Exercise —
Every line below that contains the word "print" must be copied.

★ ★ ★

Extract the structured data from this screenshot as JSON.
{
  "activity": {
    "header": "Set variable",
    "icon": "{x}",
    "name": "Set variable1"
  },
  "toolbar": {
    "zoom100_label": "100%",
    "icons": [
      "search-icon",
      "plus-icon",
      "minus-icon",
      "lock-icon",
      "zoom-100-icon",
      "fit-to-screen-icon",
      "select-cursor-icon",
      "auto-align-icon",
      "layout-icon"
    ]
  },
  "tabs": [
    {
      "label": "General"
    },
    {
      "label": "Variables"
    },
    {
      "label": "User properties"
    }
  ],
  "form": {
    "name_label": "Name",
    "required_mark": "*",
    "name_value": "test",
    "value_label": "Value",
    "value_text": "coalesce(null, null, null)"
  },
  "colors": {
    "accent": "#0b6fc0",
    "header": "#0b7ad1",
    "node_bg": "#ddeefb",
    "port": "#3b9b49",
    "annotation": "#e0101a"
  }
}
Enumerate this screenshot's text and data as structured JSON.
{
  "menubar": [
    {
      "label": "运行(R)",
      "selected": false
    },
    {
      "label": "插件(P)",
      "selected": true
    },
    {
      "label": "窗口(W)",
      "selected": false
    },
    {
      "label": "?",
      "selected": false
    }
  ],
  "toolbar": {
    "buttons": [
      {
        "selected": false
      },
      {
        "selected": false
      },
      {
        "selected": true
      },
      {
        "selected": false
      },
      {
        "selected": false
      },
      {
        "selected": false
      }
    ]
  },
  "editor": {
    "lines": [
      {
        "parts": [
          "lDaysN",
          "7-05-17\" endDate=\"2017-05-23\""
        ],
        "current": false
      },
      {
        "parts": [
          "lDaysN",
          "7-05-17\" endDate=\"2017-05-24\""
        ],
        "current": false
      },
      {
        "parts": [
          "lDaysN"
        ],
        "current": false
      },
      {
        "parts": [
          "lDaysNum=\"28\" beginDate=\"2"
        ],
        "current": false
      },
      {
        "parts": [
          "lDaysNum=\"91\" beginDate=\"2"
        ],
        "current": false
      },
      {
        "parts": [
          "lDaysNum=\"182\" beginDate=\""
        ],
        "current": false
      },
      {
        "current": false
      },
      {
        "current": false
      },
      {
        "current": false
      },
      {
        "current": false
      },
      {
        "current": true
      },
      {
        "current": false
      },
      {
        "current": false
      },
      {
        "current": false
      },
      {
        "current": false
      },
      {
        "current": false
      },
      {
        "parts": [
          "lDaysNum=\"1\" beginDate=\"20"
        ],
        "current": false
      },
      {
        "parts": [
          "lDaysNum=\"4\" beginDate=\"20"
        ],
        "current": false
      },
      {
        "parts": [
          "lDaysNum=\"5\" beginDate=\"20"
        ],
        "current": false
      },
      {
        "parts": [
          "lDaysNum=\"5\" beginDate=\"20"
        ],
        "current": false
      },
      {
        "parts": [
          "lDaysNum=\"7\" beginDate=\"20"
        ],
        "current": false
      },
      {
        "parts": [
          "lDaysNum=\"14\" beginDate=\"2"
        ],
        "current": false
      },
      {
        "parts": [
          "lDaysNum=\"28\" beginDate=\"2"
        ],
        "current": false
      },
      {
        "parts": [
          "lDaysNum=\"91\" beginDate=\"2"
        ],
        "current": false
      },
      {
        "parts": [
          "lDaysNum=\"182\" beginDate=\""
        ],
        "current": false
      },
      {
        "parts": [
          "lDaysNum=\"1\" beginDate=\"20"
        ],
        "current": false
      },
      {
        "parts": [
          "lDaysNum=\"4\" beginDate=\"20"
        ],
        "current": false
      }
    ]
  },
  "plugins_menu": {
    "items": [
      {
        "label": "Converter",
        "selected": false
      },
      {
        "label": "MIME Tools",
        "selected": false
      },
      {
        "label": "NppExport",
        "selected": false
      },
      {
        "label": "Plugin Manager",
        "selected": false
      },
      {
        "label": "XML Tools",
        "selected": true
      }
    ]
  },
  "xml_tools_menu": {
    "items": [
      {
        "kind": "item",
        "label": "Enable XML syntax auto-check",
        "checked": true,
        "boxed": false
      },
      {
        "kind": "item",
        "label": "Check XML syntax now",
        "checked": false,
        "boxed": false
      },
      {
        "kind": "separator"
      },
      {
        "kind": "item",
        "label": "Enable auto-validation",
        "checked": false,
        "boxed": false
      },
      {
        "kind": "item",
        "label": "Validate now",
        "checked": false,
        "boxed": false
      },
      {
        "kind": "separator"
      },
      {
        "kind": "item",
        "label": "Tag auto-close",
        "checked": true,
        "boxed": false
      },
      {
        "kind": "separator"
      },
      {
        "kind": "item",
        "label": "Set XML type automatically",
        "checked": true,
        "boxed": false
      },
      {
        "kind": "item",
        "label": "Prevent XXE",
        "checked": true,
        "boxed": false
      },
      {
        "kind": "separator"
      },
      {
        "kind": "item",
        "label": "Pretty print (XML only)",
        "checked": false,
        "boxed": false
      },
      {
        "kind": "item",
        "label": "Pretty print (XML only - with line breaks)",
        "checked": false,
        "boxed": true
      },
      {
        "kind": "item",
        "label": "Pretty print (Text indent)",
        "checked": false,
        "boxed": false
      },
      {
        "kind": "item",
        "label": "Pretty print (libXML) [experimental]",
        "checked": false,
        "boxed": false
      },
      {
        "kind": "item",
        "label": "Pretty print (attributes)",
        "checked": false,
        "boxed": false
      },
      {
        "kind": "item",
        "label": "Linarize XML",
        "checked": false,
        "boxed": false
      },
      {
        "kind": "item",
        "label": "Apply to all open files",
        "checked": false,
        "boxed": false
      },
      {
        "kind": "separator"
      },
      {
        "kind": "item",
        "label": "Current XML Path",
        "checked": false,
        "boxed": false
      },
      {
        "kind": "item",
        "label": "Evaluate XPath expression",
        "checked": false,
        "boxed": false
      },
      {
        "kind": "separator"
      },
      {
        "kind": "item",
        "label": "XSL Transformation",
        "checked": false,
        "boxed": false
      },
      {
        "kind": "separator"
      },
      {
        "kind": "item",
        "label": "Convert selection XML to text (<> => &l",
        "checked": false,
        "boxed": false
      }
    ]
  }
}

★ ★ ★

Response box —
        "label": "Pretty print (XML only)",
        "label": "Pretty print (XML only - with line breaks)",
        "label": "Pretty print (Text indent)",
        "label": "Pretty print (libXML) [experimental]",
        "label": "Pretty print (attributes)",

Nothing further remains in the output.